• **Task directions**
Check every line below for the word "object" and show those that hold it.

Saved entries
============
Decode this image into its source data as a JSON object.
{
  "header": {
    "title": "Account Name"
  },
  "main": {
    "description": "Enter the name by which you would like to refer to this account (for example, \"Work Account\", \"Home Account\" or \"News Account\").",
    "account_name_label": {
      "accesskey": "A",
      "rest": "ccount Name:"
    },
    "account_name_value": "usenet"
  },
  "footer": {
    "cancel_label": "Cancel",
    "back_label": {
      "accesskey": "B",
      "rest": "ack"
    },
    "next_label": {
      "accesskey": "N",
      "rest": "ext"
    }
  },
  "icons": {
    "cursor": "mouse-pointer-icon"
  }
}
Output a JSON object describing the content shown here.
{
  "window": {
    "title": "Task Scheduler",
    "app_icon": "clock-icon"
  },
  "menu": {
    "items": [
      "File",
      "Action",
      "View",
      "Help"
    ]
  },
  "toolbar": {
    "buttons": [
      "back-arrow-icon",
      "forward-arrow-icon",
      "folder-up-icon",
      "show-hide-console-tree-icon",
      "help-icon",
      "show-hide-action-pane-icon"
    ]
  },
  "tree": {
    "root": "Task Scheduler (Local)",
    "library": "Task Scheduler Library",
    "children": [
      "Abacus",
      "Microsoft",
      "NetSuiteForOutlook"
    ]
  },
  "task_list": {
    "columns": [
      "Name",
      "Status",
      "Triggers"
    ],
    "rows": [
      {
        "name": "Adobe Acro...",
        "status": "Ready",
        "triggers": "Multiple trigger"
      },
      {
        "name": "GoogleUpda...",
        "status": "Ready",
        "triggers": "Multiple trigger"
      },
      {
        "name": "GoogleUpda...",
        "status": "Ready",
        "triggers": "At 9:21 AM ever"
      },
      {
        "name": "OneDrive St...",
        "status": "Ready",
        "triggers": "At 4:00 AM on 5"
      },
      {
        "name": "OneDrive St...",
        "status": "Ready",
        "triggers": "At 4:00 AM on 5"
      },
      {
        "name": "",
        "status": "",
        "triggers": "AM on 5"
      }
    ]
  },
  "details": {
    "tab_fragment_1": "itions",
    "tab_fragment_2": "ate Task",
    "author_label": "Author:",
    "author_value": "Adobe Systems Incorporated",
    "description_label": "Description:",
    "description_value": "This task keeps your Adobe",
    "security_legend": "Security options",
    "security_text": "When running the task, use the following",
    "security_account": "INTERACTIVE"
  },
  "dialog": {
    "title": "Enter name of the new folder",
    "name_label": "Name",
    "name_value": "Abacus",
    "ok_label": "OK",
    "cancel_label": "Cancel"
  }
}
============
• **Answer below**
Decode this image into its source data as a JSON object.
Output a JSON object describing the content shown here.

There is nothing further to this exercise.